DATA PROVIDED:

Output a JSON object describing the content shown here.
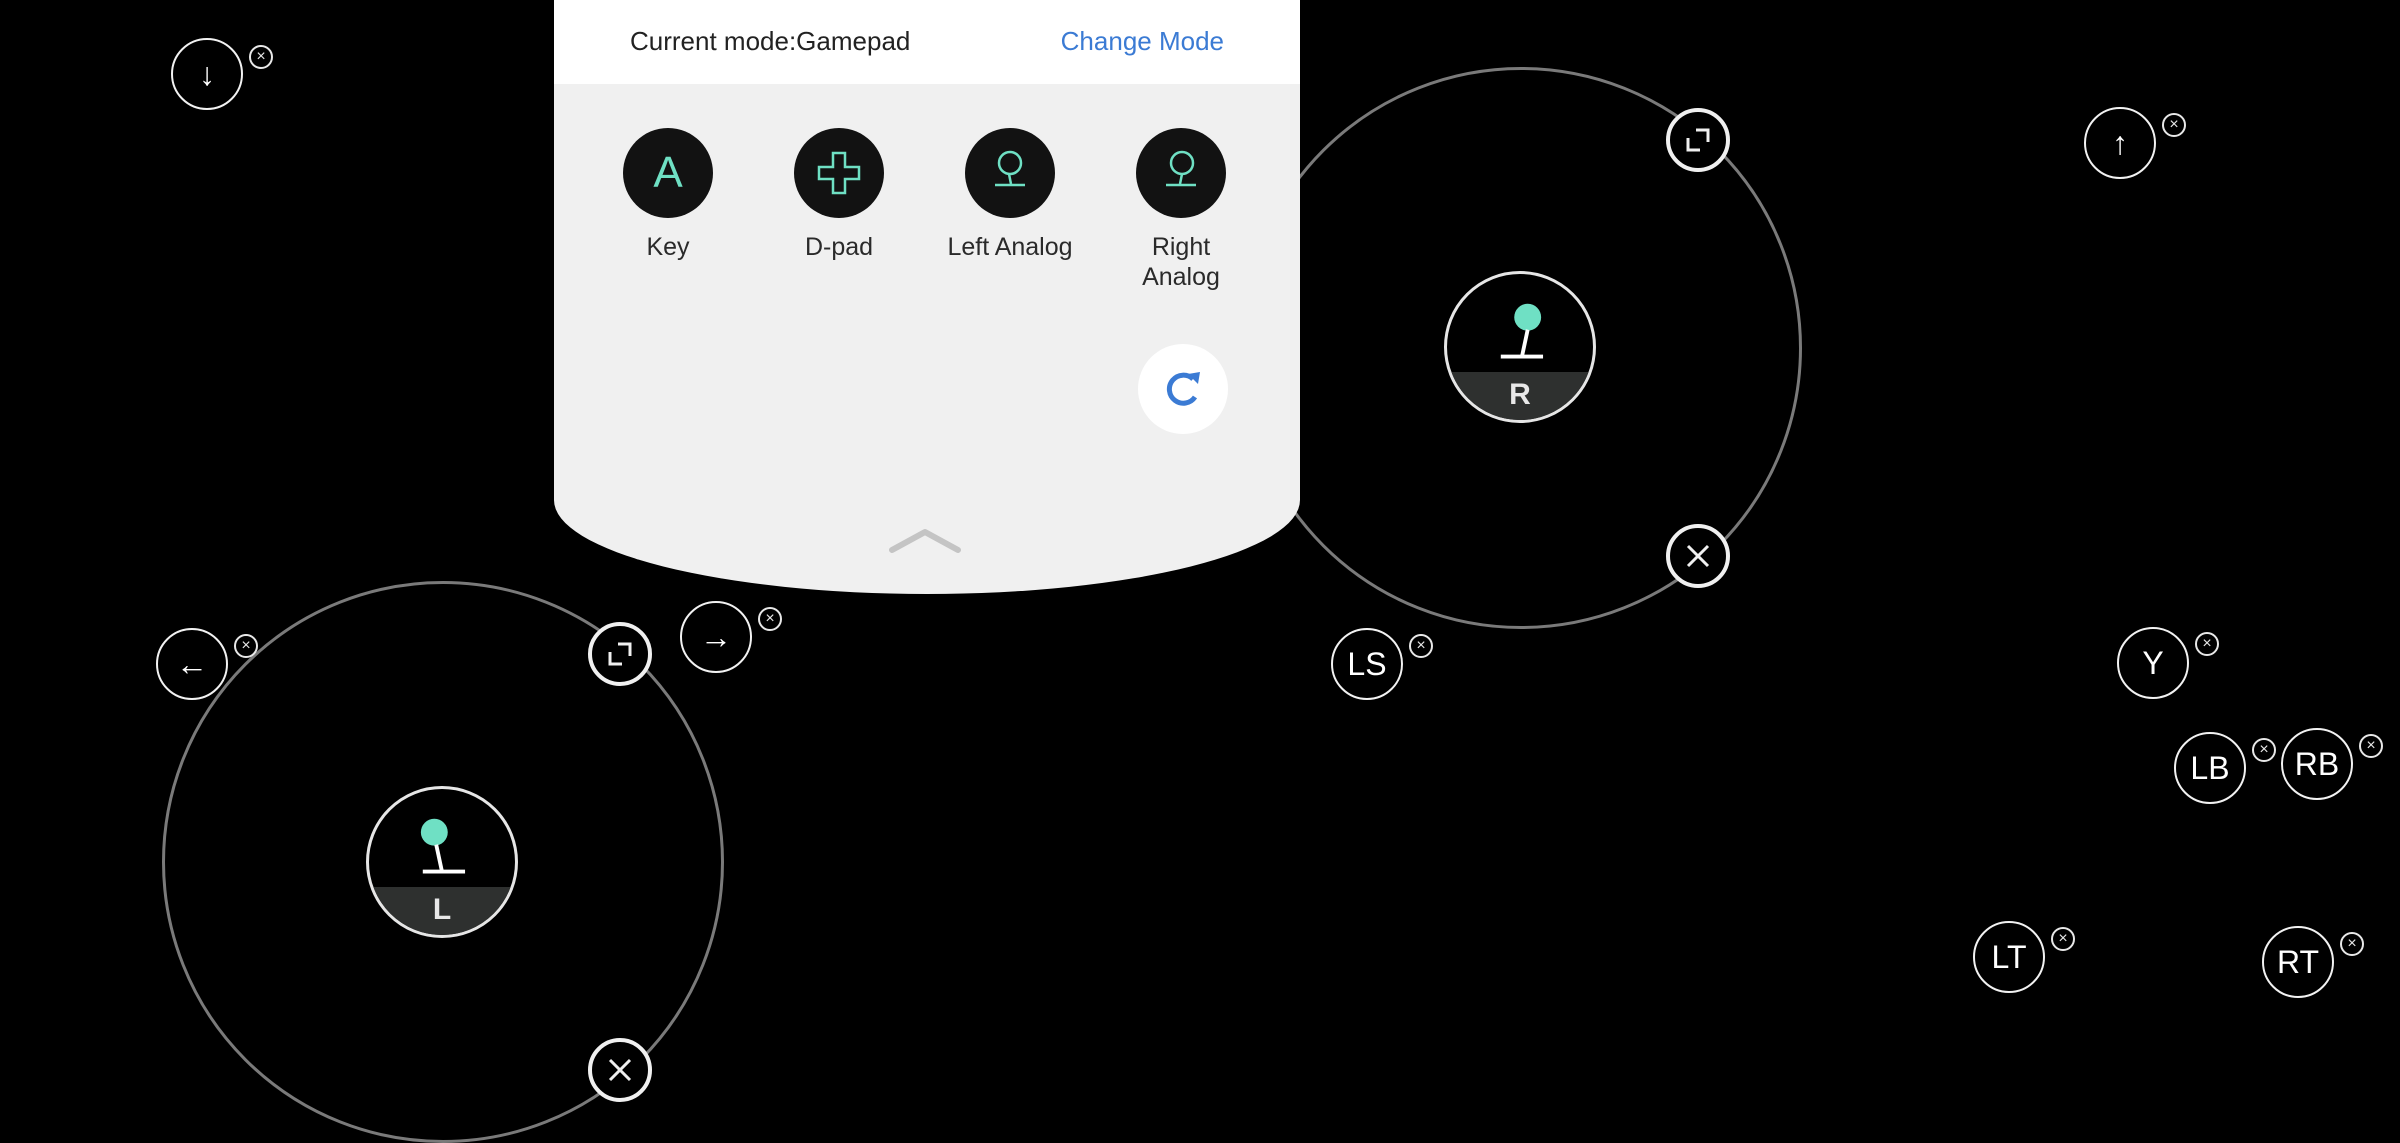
{
  "panel": {
    "current_mode_label": "Current mode:Gamepad",
    "change_mode_label": "Change Mode",
    "tools": [
      {
        "label": "Key",
        "icon": "key-a-icon",
        "glyph": "A"
      },
      {
        "label": "D-pad",
        "icon": "dpad-icon"
      },
      {
        "label": "Left Analog",
        "icon": "left-analog-icon"
      },
      {
        "label": "Right Analog",
        "icon": "right-analog-icon"
      }
    ],
    "reset_icon": "refresh-icon",
    "collapse_icon": "chevron-up-icon"
  },
  "analogs": {
    "left": {
      "label": "L"
    },
    "right": {
      "label": "R"
    }
  },
  "keys": [
    {
      "id": "down-arrow",
      "glyph": "↓"
    },
    {
      "id": "up-arrow",
      "glyph": "↑"
    },
    {
      "id": "left-arrow",
      "glyph": "←"
    },
    {
      "id": "right-arrow",
      "glyph": "→"
    },
    {
      "id": "ls",
      "glyph": "LS"
    },
    {
      "id": "y",
      "glyph": "Y"
    },
    {
      "id": "lb",
      "glyph": "LB"
    },
    {
      "id": "rb",
      "glyph": "RB"
    },
    {
      "id": "lt",
      "glyph": "LT"
    },
    {
      "id": "rt",
      "glyph": "RT"
    }
  ],
  "remove_glyph": "×",
  "colors": {
    "accent_teal": "#6fe0c4",
    "link_blue": "#3b7bd4",
    "panel_bg": "#f0f0f0"
  }
}
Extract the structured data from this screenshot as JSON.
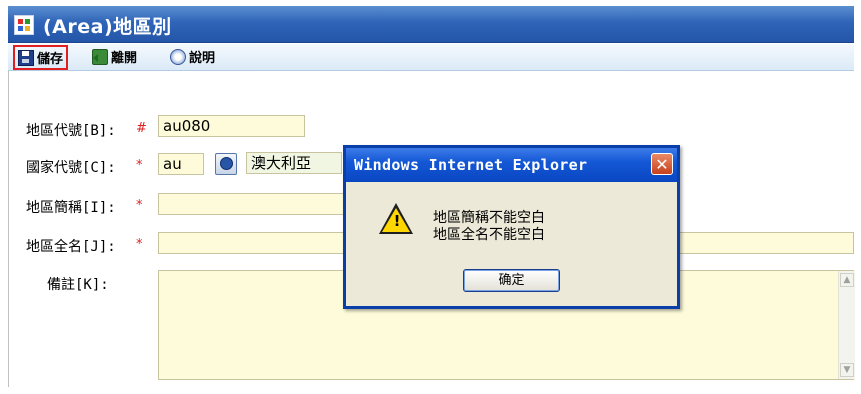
{
  "window": {
    "title": "(Area)地區別",
    "icon": "app-grid-icon"
  },
  "toolbar": {
    "save_label": "儲存",
    "exit_label": "離開",
    "help_label": "說明"
  },
  "form": {
    "area_code": {
      "label": "地區代號[B]:",
      "marker": "#",
      "value": "au080"
    },
    "country_code": {
      "label": "國家代號[C]:",
      "marker": "*",
      "value": "au",
      "country_name": "澳大利亞"
    },
    "area_short": {
      "label": "地區簡稱[I]:",
      "marker": "*",
      "value": ""
    },
    "area_full": {
      "label": "地區全名[J]:",
      "marker": "*",
      "value": ""
    },
    "remark": {
      "label": "備註[K]:",
      "value": ""
    }
  },
  "dialog": {
    "title": "Windows Internet Explorer",
    "close_glyph": "✕",
    "message_line1": "地區簡稱不能空白",
    "message_line2": "地區全名不能空白",
    "ok_label": "确定",
    "icon": "warning-icon"
  },
  "colors": {
    "title_bar": "#2f64b8",
    "field_bg": "#fdfbd9",
    "required_marker": "#e02020",
    "dialog_border": "#0a3ea8"
  }
}
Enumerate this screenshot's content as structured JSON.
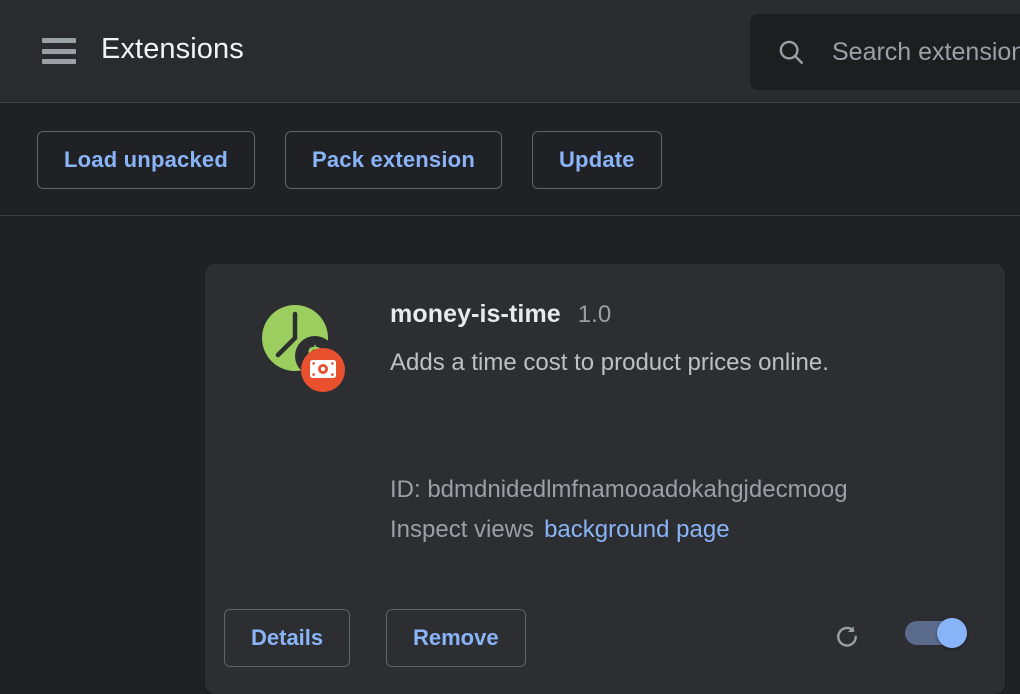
{
  "header": {
    "menu_icon": "hamburger-menu-icon",
    "title": "Extensions",
    "search": {
      "icon": "search-icon",
      "placeholder": "Search extensions",
      "value": ""
    }
  },
  "toolbar": {
    "buttons": [
      {
        "label": "Load unpacked",
        "name": "load-unpacked-button"
      },
      {
        "label": "Pack extension",
        "name": "pack-extension-button"
      },
      {
        "label": "Update",
        "name": "update-button"
      }
    ]
  },
  "extension": {
    "icon": "money-is-time-clock-icon",
    "badge_icon": "banknote-badge-icon",
    "name": "money-is-time",
    "version": "1.0",
    "description": "Adds a time cost to product prices online.",
    "id_label": "ID: bdmdnidedlmfnamooadokahgjdecmoog",
    "inspect_views_label": "Inspect views",
    "inspect_views_link": "background page",
    "details_label": "Details",
    "remove_label": "Remove",
    "reload_icon": "reload-icon",
    "enabled_toggle": "on"
  },
  "colors": {
    "page_background": "#202124",
    "header_background": "#292b2e",
    "card_background": "#2c2e31",
    "accent_link": "#8ab4f8",
    "border": "#5f6368",
    "text_primary": "#e8eaed",
    "text_secondary": "#9aa0a6",
    "icon_green": "#9bce5f",
    "badge_orange": "#e8502e",
    "toggle_track": "#5a6b8c",
    "toggle_knob": "#8ab4f8"
  }
}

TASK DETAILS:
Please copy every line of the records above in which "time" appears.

SOLUTION TO THE PROBLEM:
    "icon": "money-is-time-clock-icon",
    "name": "money-is-time",
    "description": "Adds a time cost to product prices online.",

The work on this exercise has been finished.